#### Data provided ####

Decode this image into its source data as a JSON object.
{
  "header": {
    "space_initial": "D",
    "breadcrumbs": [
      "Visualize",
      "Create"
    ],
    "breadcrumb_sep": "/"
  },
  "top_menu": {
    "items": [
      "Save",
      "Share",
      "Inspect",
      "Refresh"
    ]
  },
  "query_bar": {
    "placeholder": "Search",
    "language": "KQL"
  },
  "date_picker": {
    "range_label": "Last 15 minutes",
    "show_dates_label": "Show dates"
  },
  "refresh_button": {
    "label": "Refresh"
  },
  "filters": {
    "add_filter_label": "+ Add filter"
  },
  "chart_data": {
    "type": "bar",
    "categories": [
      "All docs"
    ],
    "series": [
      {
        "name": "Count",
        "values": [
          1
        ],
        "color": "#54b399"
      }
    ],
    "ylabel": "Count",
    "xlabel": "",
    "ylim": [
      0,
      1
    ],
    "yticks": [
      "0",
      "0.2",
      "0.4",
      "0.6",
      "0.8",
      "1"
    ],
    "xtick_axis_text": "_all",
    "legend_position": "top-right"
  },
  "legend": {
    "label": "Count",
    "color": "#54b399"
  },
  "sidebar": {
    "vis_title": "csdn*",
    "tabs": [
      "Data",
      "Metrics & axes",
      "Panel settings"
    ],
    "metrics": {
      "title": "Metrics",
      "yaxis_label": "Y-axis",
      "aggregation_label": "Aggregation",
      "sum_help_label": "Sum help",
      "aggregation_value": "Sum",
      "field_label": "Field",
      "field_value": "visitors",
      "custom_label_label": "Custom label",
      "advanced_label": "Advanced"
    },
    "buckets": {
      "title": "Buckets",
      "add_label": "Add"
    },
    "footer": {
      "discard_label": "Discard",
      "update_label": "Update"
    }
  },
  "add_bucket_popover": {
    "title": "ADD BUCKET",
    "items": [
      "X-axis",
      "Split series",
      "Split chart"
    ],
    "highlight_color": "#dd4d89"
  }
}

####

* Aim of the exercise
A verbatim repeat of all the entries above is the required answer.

* Response to this task
Decode this image into its source data as a JSON object.
{
  "header": {
    "space_initial": "D",
    "breadcrumbs": [
      "Visualize",
      "Create"
    ],
    "breadcrumb_sep": "/"
  },
  "top_menu": {
    "items": [
      "Save",
      "Share",
      "Inspect",
      "Refresh"
    ]
  },
  "query_bar": {
    "placeholder": "Search",
    "language": "KQL"
  },
  "date_picker": {
    "range_label": "Last 15 minutes",
    "show_dates_label": "Show dates"
  },
  "refresh_button": {
    "label": "Refresh"
  },
  "filters": {
    "add_filter_label": "+ Add filter"
  },
  "chart_data": {
    "type": "bar",
    "categories": [
      "All docs"
    ],
    "series": [
      {
        "name": "Count",
        "values": [
          1
        ],
        "color": "#54b399"
      }
    ],
    "ylabel": "Count",
    "xlabel": "",
    "ylim": [
      0,
      1
    ],
    "yticks": [
      "0",
      "0.2",
      "0.4",
      "0.6",
      "0.8",
      "1"
    ],
    "xtick_axis_text": "_all",
    "legend_position": "top-right"
  },
  "legend": {
    "label": "Count",
    "color": "#54b399"
  },
  "sidebar": {
    "vis_title": "csdn*",
    "tabs": [
      "Data",
      "Metrics & axes",
      "Panel settings"
    ],
    "metrics": {
      "title": "Metrics",
      "yaxis_label": "Y-axis",
      "aggregation_label": "Aggregation",
      "sum_help_label": "Sum help",
      "aggregation_value": "Sum",
      "field_label": "Field",
      "field_value": "visitors",
      "custom_label_label": "Custom label",
      "advanced_label": "Advanced"
    },
    "buckets": {
      "title": "Buckets",
      "add_label": "Add"
    },
    "footer": {
      "discard_label": "Discard",
      "update_label": "Update"
    }
  },
  "add_bucket_popover": {
    "title": "ADD BUCKET",
    "items": [
      "X-axis",
      "Split series",
      "Split chart"
    ],
    "highlight_color": "#dd4d89"
  }
}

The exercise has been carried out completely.